How to setup passwordless `sudo` on Linux?

Solution 1:

EDIT thanks to medina's comment: According to the man page, you should be able to write

ALL            ALL = (ALL) NOPASSWD: ALL

to allow all users to run all commands without a password.

For reference, I'm leaving my previous answer:

If you add a line of the form

%wheel         ALL = (ALL) NOPASSWD: ALL

to /etc/sudoers (using the visudo command, of course), it will let everyone in the group wheel run any commands without providing a password. So I think the best solution is to put all your users in some group and put a line like that in sudoers - obviously you should replace wheel with the actual group you use.

Alternatively, you can define a user alias,

User_Alias     EVERYONE = user1, user2, user3, ...

and use that:


although you would have to update /etc/sudoers every time you add or remove a user.

Solution 2:

I tried the solutions above to no avail. The following solution worked for me Edit the /etc/sudoers file and add the following line


The key is to add it after the last line which says

#includedir /etc/sudoers.d

Solution 3:

I tried all the answers on this page, with no useful results. Eventually I figured it out, use this command to list your sudo rights:

sudo -l

This should give you an output like this:

User gmurphy may run the following commands on this host:
    (root) NOPASSWD: ALL
    (ALL) ALL

It shows that I'm configured with root privileges but that I'm still part of a group (admin) matched to a sudo rule which expects the password ("(ALL) ALL"). This was forcing sudo to prompt me. The rule in question was the admin users:

# Members of the admin group may gain root privileges
%admin ALL=(ALL) ALL

Once I commented this out, I was able to sudo without password.
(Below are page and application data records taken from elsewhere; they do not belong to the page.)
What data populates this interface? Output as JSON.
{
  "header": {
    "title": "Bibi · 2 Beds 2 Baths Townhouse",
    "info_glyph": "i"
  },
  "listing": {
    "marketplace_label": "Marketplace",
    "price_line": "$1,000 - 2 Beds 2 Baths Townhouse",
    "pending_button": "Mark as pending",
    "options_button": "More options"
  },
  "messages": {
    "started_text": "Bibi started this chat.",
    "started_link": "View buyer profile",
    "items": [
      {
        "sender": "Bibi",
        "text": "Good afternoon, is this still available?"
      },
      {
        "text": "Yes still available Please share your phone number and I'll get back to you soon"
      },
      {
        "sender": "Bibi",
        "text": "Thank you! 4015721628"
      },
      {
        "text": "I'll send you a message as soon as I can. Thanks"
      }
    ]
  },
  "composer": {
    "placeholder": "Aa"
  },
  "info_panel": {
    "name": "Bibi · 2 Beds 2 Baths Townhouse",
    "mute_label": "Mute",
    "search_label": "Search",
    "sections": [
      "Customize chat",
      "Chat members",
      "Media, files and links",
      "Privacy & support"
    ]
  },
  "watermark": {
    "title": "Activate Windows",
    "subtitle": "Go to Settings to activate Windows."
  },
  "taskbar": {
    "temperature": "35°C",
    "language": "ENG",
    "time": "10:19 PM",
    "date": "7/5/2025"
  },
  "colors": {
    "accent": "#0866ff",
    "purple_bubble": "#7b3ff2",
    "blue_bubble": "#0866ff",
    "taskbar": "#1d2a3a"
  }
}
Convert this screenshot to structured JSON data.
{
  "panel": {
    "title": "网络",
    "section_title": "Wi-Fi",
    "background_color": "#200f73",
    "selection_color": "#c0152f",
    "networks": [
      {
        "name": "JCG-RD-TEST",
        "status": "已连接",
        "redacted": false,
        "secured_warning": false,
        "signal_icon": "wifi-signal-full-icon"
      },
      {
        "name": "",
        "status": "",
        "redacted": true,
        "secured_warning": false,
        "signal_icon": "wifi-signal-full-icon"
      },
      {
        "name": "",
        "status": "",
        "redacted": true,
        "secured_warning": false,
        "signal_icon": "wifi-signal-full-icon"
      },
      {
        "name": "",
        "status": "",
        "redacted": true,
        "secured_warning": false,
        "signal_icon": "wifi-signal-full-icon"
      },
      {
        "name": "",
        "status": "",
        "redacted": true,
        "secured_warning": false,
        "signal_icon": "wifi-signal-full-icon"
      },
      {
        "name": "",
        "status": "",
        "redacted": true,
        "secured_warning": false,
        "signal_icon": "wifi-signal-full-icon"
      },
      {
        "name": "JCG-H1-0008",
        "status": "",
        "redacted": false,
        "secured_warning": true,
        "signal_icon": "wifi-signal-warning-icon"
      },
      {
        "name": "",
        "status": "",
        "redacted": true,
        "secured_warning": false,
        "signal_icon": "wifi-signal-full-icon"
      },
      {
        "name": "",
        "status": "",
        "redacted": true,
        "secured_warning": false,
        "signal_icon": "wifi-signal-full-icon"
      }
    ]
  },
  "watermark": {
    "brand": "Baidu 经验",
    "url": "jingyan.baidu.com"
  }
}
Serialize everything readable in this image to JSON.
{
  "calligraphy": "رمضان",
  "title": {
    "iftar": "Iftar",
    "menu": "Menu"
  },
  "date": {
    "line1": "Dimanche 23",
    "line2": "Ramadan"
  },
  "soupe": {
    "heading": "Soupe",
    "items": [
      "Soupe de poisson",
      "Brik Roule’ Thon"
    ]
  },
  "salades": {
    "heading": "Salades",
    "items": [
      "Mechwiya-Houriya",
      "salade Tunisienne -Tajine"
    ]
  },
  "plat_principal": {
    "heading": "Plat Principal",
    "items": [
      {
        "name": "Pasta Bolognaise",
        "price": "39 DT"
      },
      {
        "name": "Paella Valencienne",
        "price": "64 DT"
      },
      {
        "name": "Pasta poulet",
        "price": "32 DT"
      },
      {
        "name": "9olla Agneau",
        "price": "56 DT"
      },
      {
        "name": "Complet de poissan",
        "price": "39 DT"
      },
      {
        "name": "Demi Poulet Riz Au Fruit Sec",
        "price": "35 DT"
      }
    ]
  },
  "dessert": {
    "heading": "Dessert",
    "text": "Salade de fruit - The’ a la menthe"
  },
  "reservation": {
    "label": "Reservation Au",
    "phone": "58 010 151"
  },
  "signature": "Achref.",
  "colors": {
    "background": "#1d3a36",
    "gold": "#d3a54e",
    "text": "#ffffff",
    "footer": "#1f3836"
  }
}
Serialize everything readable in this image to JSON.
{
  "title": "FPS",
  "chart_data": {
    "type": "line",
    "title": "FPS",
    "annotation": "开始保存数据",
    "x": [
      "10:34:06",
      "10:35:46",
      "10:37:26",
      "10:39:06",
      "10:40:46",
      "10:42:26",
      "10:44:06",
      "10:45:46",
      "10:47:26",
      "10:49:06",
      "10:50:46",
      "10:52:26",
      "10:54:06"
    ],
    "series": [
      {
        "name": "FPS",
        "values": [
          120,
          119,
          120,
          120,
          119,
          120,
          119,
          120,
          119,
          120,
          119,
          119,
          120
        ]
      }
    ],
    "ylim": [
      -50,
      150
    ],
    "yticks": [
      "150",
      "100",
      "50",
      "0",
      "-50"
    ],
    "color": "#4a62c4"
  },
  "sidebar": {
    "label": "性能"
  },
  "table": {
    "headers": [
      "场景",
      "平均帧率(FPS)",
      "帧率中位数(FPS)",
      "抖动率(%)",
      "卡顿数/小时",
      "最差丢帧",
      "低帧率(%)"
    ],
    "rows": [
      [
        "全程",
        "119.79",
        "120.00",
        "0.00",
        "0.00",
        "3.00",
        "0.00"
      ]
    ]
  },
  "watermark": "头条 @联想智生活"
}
I hope this is of use to someone else.

Solution 4:

Within /etc/sudoers there's an example of just that towards the bottom of the file:

## Same thing without a password
# %wheel        ALL=(ALL)       NOPASSWD: ALL

Solution 5:

There is another way to do it without touching the sudoers file.

  • Edit /etc/pam.d/su and uncomment the line below:

    auth           sufficient trust use_uid
  • Add the user to the wheel group.